Broers noted that most explanations of post-Soviet inter-ethnic violence rest on comparative studies that focus on state collapse and identity politics. He argued that conditions of state collapse were not present during the very early Karabakh-related violence in February 1988, calling for alternative explanations. Broers also pointed to dismissals of senior officials in both Soviet Armenia and Soviet Azerbaijan as evidence that fundamentally this violence was not in the interest of local elites and was therefore unlikely to be an outcome of elite manipulation.
Broers then turned to emotion-based explanations that form an important element of theories of nationalism and can offer an important insight into the early Armenian-Azerbaijani violence. Broers used the framework developed by MIT scholar Roger Petersen who examined the role of four emotions – fear, hatred, rage and resentment – as possible explanations behind such violence.

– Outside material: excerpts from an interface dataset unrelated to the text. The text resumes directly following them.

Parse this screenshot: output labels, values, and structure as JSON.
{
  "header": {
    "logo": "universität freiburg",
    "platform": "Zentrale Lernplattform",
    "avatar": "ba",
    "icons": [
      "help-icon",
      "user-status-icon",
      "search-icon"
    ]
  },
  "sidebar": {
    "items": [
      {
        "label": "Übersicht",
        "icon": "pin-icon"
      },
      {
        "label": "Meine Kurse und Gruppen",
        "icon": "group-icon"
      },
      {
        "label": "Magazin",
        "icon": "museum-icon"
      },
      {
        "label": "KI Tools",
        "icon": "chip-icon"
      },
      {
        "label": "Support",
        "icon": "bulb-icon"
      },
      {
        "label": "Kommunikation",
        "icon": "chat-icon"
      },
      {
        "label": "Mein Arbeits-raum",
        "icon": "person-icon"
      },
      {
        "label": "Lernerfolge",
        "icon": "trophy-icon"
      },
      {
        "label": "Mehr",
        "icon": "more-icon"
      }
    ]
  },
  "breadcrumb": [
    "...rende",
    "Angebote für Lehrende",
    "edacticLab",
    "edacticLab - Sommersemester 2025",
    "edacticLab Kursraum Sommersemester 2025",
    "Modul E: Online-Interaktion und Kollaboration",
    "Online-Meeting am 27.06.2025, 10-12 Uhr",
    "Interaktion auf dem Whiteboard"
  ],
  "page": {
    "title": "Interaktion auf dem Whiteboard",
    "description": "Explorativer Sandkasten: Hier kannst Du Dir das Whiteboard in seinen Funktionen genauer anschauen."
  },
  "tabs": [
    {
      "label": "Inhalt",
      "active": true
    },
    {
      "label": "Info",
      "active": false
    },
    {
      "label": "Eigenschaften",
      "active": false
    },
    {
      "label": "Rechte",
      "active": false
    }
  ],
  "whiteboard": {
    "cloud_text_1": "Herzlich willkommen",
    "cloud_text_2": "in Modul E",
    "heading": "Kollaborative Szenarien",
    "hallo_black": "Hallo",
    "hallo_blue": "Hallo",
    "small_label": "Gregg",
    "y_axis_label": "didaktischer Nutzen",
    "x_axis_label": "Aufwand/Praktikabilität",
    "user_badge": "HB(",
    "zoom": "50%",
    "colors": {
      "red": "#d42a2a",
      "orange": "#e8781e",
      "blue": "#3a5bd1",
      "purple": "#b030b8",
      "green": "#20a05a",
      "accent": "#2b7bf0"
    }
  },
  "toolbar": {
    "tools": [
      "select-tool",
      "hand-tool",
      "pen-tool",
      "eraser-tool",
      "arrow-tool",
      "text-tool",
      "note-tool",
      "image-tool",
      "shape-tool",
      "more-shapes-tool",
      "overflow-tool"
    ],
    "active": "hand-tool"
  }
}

Most egregious cases of inter-communal violence in Azerbaijan and Armenia occurred fairly far away from Nagorno Karabakh itself, where violence was relatively limited in 1988-90. With a direct threat posed by targeted groups absent, Broers argued, violence was unlikely to have been motivated by fear.
In their works, Stuart Kaufmann, Ronald Grigor Suny and Thomas de Waal have pointed to hatred as driver of Armenian-Azerbaijani violence. Broers argued that in the case of Sumgait, resentment offers a better explanation. To support this view, Broers examined the context of Soviet Azerbaijan, where ethnic Armenians occupied a prominent, though by 1980s a declining place in local hierarchies, in a process he termed “delayed indigenisation.” Being particularly sensitive to the role of Armenians in their republic, ethnic Azerbaijanis perceived Armenian demands for Karabakh as challenging ethnic hierarchies, fueling resentment. Citing eyewitness accounts of Sumgait violence, Broers specifically challenged the view that that violence was revenge-based.

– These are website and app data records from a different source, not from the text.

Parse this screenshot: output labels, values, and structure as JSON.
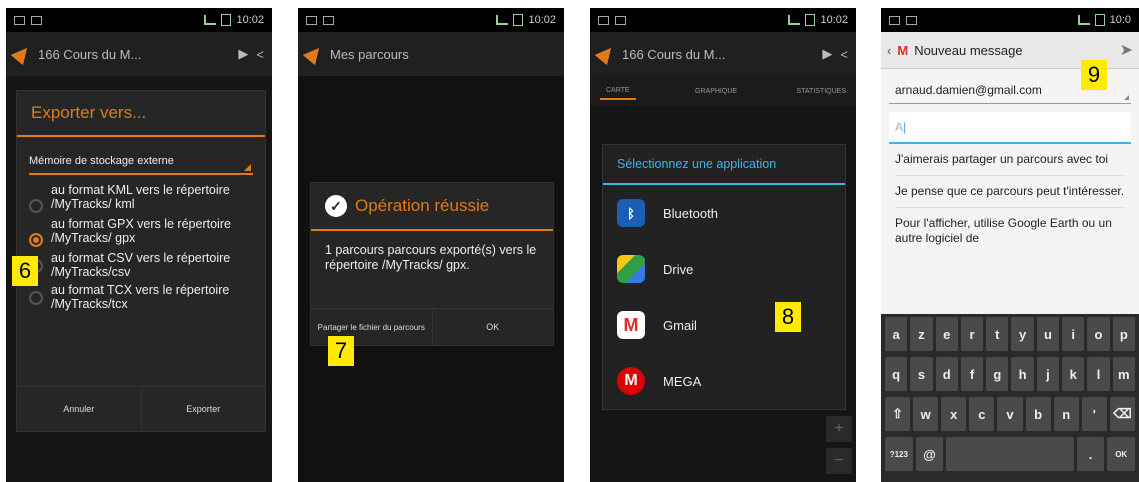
{
  "status": {
    "time": "10:02",
    "time_partial": "10:0"
  },
  "screen1": {
    "appbar_title": "166 Cours du M...",
    "dialog_title": "Exporter vers...",
    "storage_select": "Mémoire de stockage externe",
    "options": [
      "au format KML vers le répertoire /MyTracks/ kml",
      "au format GPX vers le répertoire /MyTracks/ gpx",
      "au format CSV vers le répertoire /MyTracks/csv",
      "au format TCX vers le répertoire /MyTracks/tcx"
    ],
    "selected_index": 1,
    "cancel_label": "Annuler",
    "export_label": "Exporter",
    "badge": "6"
  },
  "screen2": {
    "appbar_title": "Mes parcours",
    "dialog_title": "Opération réussie",
    "message": "1 parcours parcours exporté(s) vers le répertoire /MyTracks/ gpx.",
    "share_label": "Partager le fichier du parcours",
    "ok_label": "OK",
    "badge": "7"
  },
  "screen3": {
    "appbar_title": "166 Cours du M...",
    "tabs": [
      "CARTE",
      "GRAPHIQUE",
      "STATISTIQUES"
    ],
    "dialog_title": "Sélectionnez une application",
    "apps": [
      {
        "label": "Bluetooth",
        "icon": "bluetooth-icon",
        "color": "#1a5fb4"
      },
      {
        "label": "Drive",
        "icon": "drive-icon",
        "color": "#2f9e44"
      },
      {
        "label": "Gmail",
        "icon": "gmail-icon",
        "color": "#d93025"
      },
      {
        "label": "MEGA",
        "icon": "mega-icon",
        "color": "#d90007"
      }
    ],
    "badge": "8"
  },
  "screen4": {
    "appbar_title": "Nouveau message",
    "to": "arnaud.damien@gmail.com",
    "subject": "A",
    "body_lines": [
      "J'aimerais partager un parcours avec toi",
      "Je pense que ce parcours peut t'intéresser.",
      "Pour l'afficher, utilise Google Earth ou un autre logiciel de"
    ],
    "keys_row1": [
      "a",
      "z",
      "e",
      "r",
      "t",
      "y",
      "u",
      "i",
      "o",
      "p"
    ],
    "keys_row2": [
      "q",
      "s",
      "d",
      "f",
      "g",
      "h",
      "j",
      "k",
      "l",
      "m"
    ],
    "keys_row3": [
      "w",
      "x",
      "c",
      "v",
      "b",
      "n",
      "'"
    ],
    "key_123": "?123",
    "key_at": "@",
    "key_ok": "OK",
    "badge": "9"
  }
}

Turning to expulsion of Azerbaijanis from Armenia, Broers argued that hatred offered a better explanation there with Sumgait violence instantly framed in the context of Armenian genocide. Fear in turn provided a good explanation for inter-communal violence inside Karabakh itself, stemming particularly from uncertainties inherent in the local autonomous structure that did not establish clear ethnic hierarchies.